[1]  H. Rara, S. Elhabian, T. Starr, and A. Farag,3D Face Recovery from Intensities of General and Unknown Lighting using Partian Least Squares“, IEEE International Conference on Image Processing (ICIP), Sept. 26-29, 2010, Hong Kong

[2]   H. Rara, S. Elhabian, T. Starr, and A. Farag, “Model-Based Shape Recovery From Single Images Of General And Unknown Lighting  2009 IEEE International Conference on Image Processing (ICIP), Nov. 7 – Nov. 10, 2009, Cairo, Egypt

[3]  H. Rara, S. Elhabian, T. Starr, and A. Farag, “Face reconstruction and recognition using a statistical model combining shape and spherical harmonics IEEE SOUTHEASTCON 2009, March 2009

[4]   H. Rara, S. Elhabian, T. Starr, A. Farag.A Statistical Model Combining Shape and Spherical Harmonics for Face Reconstruction and Recognition. Biomedical Engineering Conference, CIBEC2008. Cairo International, 1:1-4, 18-20 Dec. 2008.


Multichannel Face Detection

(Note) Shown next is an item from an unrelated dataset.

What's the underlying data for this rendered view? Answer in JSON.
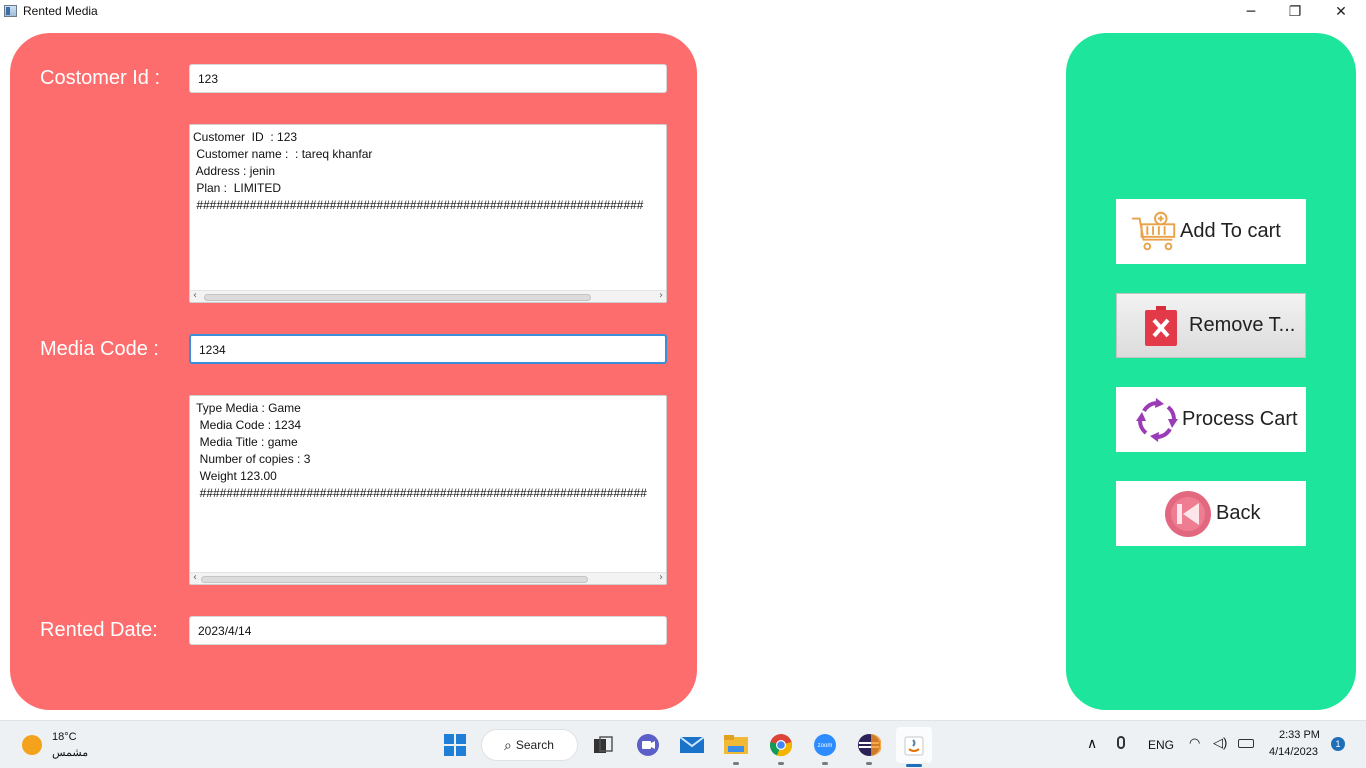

The multichannel face detection framework is based on the approach of Viola & Jones’04 “Robust Real-Time Face Detection”. This approach is a feature-based approach. These features are simple rectangular features, called Haar features, examples are shown in Fig.1. Each rectangular has dark and light regions. The feature is detected if the subtraction of the average dark-region pixel value from the average light-region pixel value is greater than a threshold. The threshold is selected from training data such that it is low enough that it passes nearly all face examples in a training set. Each feature is scaled and shifted across all possible combinations.  A machine-learning method called AdaBoost is used to select the specific Haar features to use and to set threshold levels. Sometimes this approach generates many false hits, “negative faces”, example shown in Fig.2. To reduce the number of these false faces, we propose to add another detection stage, which is skin-based face detector. Skin color has proven to be a useful and robust cue for face detection, localization and tracking. After we detect the faces, we detect their features i.e., the eyes and the mouth. The face is divided into four equal parts to establish a geometrical constraint of the face.

Evaluation on the benchmark Extended Yale B database:

Ø  Illumination: Average detection rate in sets 1 & 2 > 93% for all poses. This average is degraded to 67% for sets 3 and 4.

  Pose: Average detection rate for poses 1-6 > 86% for all illumination sets. This average is degraded to 70.5% for Poses 7-9. The toughest pose for our detector is # 8.

Fig. 1 Examples of Haar-base Features


Figure 2 Example illustrates cases where Haar-based detectors give false faces and how the skin-based detector can remove these false candidates.


Fig. 3 Face and features detection examples